An astonishing piece of political journalism appeared in Tuesday's Washington Post. Not astonishing for the scoop or hard work it evinced, although the reporter, Jason Horowitz, is a very good one. Astonishing for how it may have gotten into the paper in the first place. For what it says about the feuds within the Obama administration. And most of all for what it tells us about how wisdom is defined in this town.<...>
So I can't say that Emanuel planted it. But like the Milbank column, it has little scoops that seem to come either from Emanuel or people in his corner.
The gist of the piece: Emanuel understands Washington, and the rest of the White House people, including Obama himself, do not. Rahm knew how to deal with Congress. Rahm understood that trying to close Gitmo was lightning in a bottle.
He saw that giving Khalid Sheikh Mohammed a civilian trial would unleash political fury. He wanted a smaller and more passable health bill and urged the ditching of the public option. And – this one is new, as far as I know – he happily chipped the stimulus down by $100 million at Olympia Snowe's insistence.
So here's the real import of all of this. The implicit message of this piece, from the headline on down, is that these Emanuel positions represent reason, common sense, wise judgment. Axelrod and the others are a bunch of lightweight dreamers.
Well, maybe. As I said when I discussed the Milbank piece, I do think that presidents need to surround themselves with people who aren't intensely personally loyal and who can exercise independent judgment.

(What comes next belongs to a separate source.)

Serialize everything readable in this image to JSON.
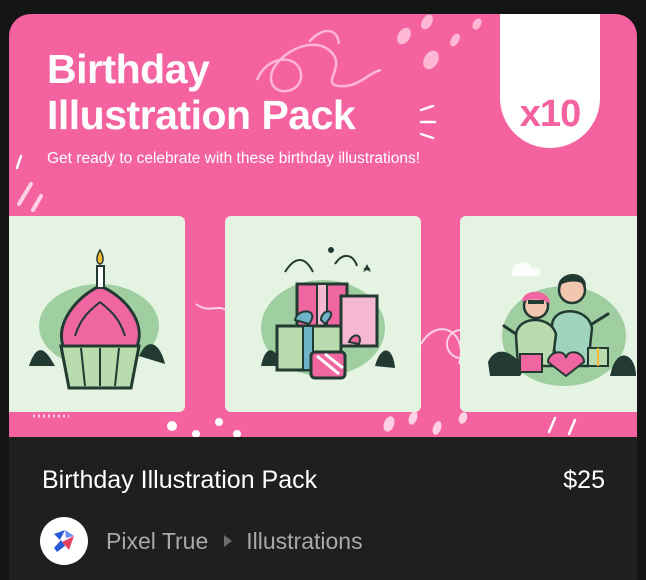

And yet: you can call trying to close Gitmo and pass a major healthcare overhaul dreaming. But you can also call them fulfilling campaign promises. Trying to keep campaign promises isn't really a bad thing. Isn't it one of the constant complaints about politicians that they promise things and never deliver. Furthermore, substantively, most economists agreed that the stimulus was too small. So why was making it even smaller the better part of wisdom?<...>
Obama needs an Emanuel-like figure around him. And he needs operate within political limits, at times. But at other times, he needs to do the right thing and not worry about what Lindsey Graham is going to say. Leaks like those in this article establish a narrative in which the right thing is by definition the naïve thing. That may be good for a certain category of Washington conventional-wisdom arbiter, but it isn't good for the country.